»»

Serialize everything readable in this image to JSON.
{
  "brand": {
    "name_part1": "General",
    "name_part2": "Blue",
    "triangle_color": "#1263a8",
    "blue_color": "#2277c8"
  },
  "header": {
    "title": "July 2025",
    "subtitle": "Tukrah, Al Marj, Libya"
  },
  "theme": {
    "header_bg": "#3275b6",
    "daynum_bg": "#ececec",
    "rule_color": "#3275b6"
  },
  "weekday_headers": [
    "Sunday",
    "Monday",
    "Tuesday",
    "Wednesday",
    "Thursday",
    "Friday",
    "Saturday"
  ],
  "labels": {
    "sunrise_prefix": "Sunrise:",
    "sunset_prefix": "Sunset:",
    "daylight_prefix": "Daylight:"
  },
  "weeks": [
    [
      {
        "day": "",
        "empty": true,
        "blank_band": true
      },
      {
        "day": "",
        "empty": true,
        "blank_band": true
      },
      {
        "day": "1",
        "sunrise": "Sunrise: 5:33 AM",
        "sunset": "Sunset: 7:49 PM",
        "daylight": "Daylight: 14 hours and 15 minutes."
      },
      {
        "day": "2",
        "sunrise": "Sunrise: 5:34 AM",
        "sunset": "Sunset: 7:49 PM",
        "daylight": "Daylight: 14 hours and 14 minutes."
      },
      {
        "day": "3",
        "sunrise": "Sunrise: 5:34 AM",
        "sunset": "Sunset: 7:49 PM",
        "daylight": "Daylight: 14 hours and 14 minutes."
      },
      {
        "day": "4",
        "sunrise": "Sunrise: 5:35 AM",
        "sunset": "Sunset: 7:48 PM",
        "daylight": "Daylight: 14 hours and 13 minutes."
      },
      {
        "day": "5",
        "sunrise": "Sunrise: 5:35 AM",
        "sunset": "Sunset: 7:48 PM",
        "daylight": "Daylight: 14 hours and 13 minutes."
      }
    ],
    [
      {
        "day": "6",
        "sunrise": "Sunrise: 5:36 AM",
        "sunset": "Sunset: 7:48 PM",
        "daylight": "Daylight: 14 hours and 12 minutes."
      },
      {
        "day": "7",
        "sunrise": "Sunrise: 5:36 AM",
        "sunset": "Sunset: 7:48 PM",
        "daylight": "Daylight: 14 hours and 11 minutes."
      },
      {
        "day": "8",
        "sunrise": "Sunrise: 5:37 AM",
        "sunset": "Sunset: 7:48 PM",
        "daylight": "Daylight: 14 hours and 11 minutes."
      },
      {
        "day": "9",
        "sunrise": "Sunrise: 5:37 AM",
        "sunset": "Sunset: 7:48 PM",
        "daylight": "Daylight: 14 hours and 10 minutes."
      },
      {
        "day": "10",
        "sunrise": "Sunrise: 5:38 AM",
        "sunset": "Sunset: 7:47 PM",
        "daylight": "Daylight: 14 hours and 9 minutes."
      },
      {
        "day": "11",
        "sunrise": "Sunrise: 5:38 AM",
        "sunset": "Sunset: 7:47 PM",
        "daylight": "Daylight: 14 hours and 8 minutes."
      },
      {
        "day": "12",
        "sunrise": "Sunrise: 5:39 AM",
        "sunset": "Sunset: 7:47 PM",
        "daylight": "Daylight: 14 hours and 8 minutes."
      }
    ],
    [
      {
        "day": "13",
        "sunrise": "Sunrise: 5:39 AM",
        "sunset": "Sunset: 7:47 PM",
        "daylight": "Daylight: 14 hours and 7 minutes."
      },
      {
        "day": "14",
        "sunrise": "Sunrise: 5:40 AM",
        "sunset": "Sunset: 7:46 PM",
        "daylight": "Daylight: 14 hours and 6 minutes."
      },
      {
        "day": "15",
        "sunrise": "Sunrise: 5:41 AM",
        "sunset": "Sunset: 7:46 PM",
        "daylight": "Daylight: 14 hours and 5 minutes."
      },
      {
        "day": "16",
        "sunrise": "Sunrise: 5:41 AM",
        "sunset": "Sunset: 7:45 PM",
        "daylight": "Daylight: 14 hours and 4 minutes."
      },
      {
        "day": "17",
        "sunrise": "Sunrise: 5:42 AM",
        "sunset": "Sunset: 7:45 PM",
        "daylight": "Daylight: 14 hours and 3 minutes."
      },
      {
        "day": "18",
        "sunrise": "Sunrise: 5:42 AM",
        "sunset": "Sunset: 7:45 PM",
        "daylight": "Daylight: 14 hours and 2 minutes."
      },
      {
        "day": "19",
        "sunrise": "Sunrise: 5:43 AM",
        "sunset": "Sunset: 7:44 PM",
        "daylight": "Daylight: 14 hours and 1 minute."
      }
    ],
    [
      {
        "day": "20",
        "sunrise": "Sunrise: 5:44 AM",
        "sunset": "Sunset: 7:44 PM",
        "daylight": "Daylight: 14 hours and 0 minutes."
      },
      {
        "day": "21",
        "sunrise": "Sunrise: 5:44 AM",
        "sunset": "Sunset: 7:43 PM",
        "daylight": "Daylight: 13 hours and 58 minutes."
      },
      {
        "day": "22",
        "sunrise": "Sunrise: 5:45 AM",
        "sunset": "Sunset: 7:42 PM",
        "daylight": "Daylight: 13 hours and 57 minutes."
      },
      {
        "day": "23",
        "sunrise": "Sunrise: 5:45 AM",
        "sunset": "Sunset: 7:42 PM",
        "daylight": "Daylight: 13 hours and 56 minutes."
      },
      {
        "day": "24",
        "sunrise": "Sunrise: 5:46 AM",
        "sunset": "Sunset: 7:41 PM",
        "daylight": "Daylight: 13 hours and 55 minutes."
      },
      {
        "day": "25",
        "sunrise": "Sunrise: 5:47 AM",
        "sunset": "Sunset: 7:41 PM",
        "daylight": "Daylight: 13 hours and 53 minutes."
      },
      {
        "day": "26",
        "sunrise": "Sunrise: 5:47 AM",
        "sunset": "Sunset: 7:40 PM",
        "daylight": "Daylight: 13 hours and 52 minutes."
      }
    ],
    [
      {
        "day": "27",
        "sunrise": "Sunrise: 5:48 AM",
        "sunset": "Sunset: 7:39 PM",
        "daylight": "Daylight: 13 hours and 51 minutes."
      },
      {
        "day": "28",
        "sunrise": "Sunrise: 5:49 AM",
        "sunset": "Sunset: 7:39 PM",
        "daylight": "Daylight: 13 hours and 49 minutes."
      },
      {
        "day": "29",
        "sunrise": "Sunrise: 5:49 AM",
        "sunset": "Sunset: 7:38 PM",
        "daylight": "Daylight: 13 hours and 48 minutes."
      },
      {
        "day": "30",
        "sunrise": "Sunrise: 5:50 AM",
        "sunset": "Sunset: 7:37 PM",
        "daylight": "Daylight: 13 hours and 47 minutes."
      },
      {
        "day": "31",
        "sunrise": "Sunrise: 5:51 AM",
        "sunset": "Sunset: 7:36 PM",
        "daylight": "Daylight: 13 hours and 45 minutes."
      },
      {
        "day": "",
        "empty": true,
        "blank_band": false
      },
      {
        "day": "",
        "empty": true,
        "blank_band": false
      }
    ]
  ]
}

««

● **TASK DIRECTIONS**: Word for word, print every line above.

● **COMPLETED TASK**:
Serialize everything readable in this image to JSON.
{
  "brand": {
    "name_part1": "General",
    "name_part2": "Blue",
    "triangle_color": "#1263a8",
    "blue_color": "#2277c8"
  },
  "header": {
    "title": "July 2025",
    "subtitle": "Tukrah, Al Marj, Libya"
  },
  "theme": {
    "header_bg": "#3275b6",
    "daynum_bg": "#ececec",
    "rule_color": "#3275b6"
  },
  "weekday_headers": [
    "Sunday",
    "Monday",
    "Tuesday",
    "Wednesday",
    "Thursday",
    "Friday",
    "Saturday"
  ],
  "labels": {
    "sunrise_prefix": "Sunrise:",
    "sunset_prefix": "Sunset:",
    "daylight_prefix": "Daylight:"
  },
  "weeks": [
    [
      {
        "day": "",
        "empty": true,
        "blank_band": true
      },
      {
        "day": "",
        "empty": true,
        "blank_band": true
      },
      {
        "day": "1",
        "sunrise": "Sunrise: 5:33 AM",
        "sunset": "Sunset: 7:49 PM",
        "daylight": "Daylight: 14 hours and 15 minutes."
      },
      {
        "day": "2",
        "sunrise": "Sunrise: 5:34 AM",
        "sunset": "Sunset: 7:49 PM",
        "daylight": "Daylight: 14 hours and 14 minutes."
      },
      {
        "day": "3",
        "sunrise": "Sunrise: 5:34 AM",
        "sunset": "Sunset: 7:49 PM",
        "daylight": "Daylight: 14 hours and 14 minutes."
      },
      {
        "day": "4",
        "sunrise": "Sunrise: 5:35 AM",
        "sunset": "Sunset: 7:48 PM",
        "daylight": "Daylight: 14 hours and 13 minutes."
      },
      {
        "day": "5",
        "sunrise": "Sunrise: 5:35 AM",
        "sunset": "Sunset: 7:48 PM",
        "daylight": "Daylight: 14 hours and 13 minutes."
      }
    ],
    [
      {
        "day": "6",
        "sunrise": "Sunrise: 5:36 AM",
        "sunset": "Sunset: 7:48 PM",
        "daylight": "Daylight: 14 hours and 12 minutes."
      },
      {
        "day": "7",
        "sunrise": "Sunrise: 5:36 AM",
        "sunset": "Sunset: 7:48 PM",
        "daylight": "Daylight: 14 hours and 11 minutes."
      },
      {
        "day": "8",
        "sunrise": "Sunrise: 5:37 AM",
        "sunset": "Sunset: 7:48 PM",
        "daylight": "Daylight: 14 hours and 11 minutes."
      },
      {
        "day": "9",
        "sunrise": "Sunrise: 5:37 AM",
        "sunset": "Sunset: 7:48 PM",
        "daylight": "Daylight: 14 hours and 10 minutes."
      },
      {
        "day": "10",
        "sunrise": "Sunrise: 5:38 AM",
        "sunset": "Sunset: 7:47 PM",
        "daylight": "Daylight: 14 hours and 9 minutes."
      },
      {
        "day": "11",
        "sunrise": "Sunrise: 5:38 AM",
        "sunset": "Sunset: 7:47 PM",
        "daylight": "Daylight: 14 hours and 8 minutes."
      },
      {
        "day": "12",
        "sunrise": "Sunrise: 5:39 AM",
        "sunset": "Sunset: 7:47 PM",
        "daylight": "Daylight: 14 hours and 8 minutes."
      }
    ],
    [
      {
        "day": "13",
        "sunrise": "Sunrise: 5:39 AM",
        "sunset": "Sunset: 7:47 PM",
        "daylight": "Daylight: 14 hours and 7 minutes."
      },
      {
        "day": "14",
        "sunrise": "Sunrise: 5:40 AM",
        "sunset": "Sunset: 7:46 PM",
        "daylight": "Daylight: 14 hours and 6 minutes."
      },
      {
        "day": "15",
        "sunrise": "Sunrise: 5:41 AM",
        "sunset": "Sunset: 7:46 PM",
        "daylight": "Daylight: 14 hours and 5 minutes."
      },
      {
        "day": "16",
        "sunrise": "Sunrise: 5:41 AM",
        "sunset": "Sunset: 7:45 PM",
        "daylight": "Daylight: 14 hours and 4 minutes."
      },
      {
        "day": "17",
        "sunrise": "Sunrise: 5:42 AM",
        "sunset": "Sunset: 7:45 PM",
        "daylight": "Daylight: 14 hours and 3 minutes."
      },
      {
        "day": "18",
        "sunrise": "Sunrise: 5:42 AM",
        "sunset": "Sunset: 7:45 PM",
        "daylight": "Daylight: 14 hours and 2 minutes."
      },
      {
        "day": "19",
        "sunrise": "Sunrise: 5:43 AM",
        "sunset": "Sunset: 7:44 PM",
        "daylight": "Daylight: 14 hours and 1 minute."
      }
    ],
    [
      {
        "day": "20",
        "sunrise": "Sunrise: 5:44 AM",
        "sunset": "Sunset: 7:44 PM",
        "daylight": "Daylight: 14 hours and 0 minutes."
      },
      {
        "day": "21",
        "sunrise": "Sunrise: 5:44 AM",
        "sunset": "Sunset: 7:43 PM",
        "daylight": "Daylight: 13 hours and 58 minutes."
      },
      {
        "day": "22",
        "sunrise": "Sunrise: 5:45 AM",
        "sunset": "Sunset: 7:42 PM",
        "daylight": "Daylight: 13 hours and 57 minutes."
      },
      {
        "day": "23",
        "sunrise": "Sunrise: 5:45 AM",
        "sunset": "Sunset: 7:42 PM",
        "daylight": "Daylight: 13 hours and 56 minutes."
      },
      {
        "day": "24",
        "sunrise": "Sunrise: 5:46 AM",
        "sunset": "Sunset: 7:41 PM",
        "daylight": "Daylight: 13 hours and 55 minutes."
      },
      {
        "day": "25",
        "sunrise": "Sunrise: 5:47 AM",
        "sunset": "Sunset: 7:41 PM",
        "daylight": "Daylight: 13 hours and 53 minutes."
      },
      {
        "day": "26",
        "sunrise": "Sunrise: 5:47 AM",
        "sunset": "Sunset: 7:40 PM",
        "daylight": "Daylight: 13 hours and 52 minutes."
      }
    ],
    [
      {
        "day": "27",
        "sunrise": "Sunrise: 5:48 AM",
        "sunset": "Sunset: 7:39 PM",
        "daylight": "Daylight: 13 hours and 51 minutes."
      },
      {
        "day": "28",
        "sunrise": "Sunrise: 5:49 AM",
        "sunset": "Sunset: 7:39 PM",
        "daylight": "Daylight: 13 hours and 49 minutes."
      },
      {
        "day": "29",
        "sunrise": "Sunrise: 5:49 AM",
        "sunset": "Sunset: 7:38 PM",
        "daylight": "Daylight: 13 hours and 48 minutes."
      },
      {
        "day": "30",
        "sunrise": "Sunrise: 5:50 AM",
        "sunset": "Sunset: 7:37 PM",
        "daylight": "Daylight: 13 hours and 47 minutes."
      },
      {
        "day": "31",
        "sunrise": "Sunrise: 5:51 AM",
        "sunset": "Sunset: 7:36 PM",
        "daylight": "Daylight: 13 hours and 45 minutes."
      },
      {
        "day": "",
        "empty": true,
        "blank_band": false
      },
      {
        "day": "",
        "empty": true,
        "blank_band": false
      }
    ]
  ]
}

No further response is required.